→ DIRECTIONS FOR THIS TASK
State the number of lines in these records that include the string "name", and say nothing more.

→ RECORDS PROVIDED
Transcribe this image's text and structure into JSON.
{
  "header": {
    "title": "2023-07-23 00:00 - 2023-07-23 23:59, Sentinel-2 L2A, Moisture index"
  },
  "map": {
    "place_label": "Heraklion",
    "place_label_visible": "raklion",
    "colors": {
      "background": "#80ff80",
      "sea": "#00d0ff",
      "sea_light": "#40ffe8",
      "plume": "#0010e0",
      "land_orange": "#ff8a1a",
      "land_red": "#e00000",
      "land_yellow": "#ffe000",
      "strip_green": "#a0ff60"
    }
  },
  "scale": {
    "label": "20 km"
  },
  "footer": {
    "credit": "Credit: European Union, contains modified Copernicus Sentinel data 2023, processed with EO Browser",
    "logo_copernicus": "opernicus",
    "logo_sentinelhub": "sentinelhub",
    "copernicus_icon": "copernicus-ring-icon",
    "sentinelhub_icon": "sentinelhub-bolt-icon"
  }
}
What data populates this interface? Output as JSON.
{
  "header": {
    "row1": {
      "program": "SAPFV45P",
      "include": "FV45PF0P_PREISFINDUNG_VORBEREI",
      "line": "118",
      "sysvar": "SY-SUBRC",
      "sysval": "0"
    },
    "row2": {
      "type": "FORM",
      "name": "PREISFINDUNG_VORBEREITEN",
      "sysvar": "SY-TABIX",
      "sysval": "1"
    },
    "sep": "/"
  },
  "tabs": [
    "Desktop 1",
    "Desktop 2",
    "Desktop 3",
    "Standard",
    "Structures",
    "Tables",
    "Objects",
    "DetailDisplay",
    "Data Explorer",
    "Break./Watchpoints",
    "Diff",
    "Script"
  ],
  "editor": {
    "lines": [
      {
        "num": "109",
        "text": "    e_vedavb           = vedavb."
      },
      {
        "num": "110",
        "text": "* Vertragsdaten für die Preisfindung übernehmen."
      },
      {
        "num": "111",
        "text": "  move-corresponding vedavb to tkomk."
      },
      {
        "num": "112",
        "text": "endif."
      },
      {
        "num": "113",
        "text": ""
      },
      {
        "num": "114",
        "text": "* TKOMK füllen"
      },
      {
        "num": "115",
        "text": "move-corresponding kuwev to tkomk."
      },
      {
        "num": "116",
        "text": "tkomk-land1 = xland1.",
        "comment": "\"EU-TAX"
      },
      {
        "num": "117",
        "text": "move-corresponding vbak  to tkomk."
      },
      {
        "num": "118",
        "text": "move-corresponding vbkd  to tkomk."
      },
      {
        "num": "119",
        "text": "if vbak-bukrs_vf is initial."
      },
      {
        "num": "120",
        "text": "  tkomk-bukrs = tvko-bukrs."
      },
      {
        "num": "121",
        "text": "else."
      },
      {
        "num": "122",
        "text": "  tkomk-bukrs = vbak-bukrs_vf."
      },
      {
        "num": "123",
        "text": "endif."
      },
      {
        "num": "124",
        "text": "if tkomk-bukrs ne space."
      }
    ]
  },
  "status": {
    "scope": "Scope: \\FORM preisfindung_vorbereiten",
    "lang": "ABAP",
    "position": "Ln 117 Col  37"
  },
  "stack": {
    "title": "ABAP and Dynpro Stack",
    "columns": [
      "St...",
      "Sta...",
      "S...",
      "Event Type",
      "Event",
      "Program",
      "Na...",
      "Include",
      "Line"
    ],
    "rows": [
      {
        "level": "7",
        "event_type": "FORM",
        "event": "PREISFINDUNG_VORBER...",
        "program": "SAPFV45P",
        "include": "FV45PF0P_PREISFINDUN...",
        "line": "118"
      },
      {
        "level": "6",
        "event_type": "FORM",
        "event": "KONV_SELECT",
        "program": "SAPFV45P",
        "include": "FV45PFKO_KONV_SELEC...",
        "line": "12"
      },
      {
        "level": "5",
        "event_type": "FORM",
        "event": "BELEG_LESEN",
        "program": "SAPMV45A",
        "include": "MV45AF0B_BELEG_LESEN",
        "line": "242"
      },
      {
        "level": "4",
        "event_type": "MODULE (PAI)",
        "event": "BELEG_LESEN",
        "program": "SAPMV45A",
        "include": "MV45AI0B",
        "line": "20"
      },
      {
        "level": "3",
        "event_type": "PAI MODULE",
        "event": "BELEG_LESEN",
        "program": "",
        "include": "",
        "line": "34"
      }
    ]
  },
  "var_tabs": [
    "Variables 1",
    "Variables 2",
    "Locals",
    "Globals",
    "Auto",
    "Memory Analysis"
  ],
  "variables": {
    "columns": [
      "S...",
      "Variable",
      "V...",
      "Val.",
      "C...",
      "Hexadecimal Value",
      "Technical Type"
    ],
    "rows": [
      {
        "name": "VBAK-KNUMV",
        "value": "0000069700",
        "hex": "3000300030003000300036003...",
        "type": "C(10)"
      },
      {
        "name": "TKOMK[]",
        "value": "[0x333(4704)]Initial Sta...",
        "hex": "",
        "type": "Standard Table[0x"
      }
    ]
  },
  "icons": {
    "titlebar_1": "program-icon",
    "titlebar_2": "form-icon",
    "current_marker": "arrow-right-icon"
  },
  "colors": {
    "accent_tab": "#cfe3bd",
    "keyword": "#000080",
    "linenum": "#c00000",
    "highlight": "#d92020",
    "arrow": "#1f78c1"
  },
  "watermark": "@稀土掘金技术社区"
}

→ TASK SOLUTION
3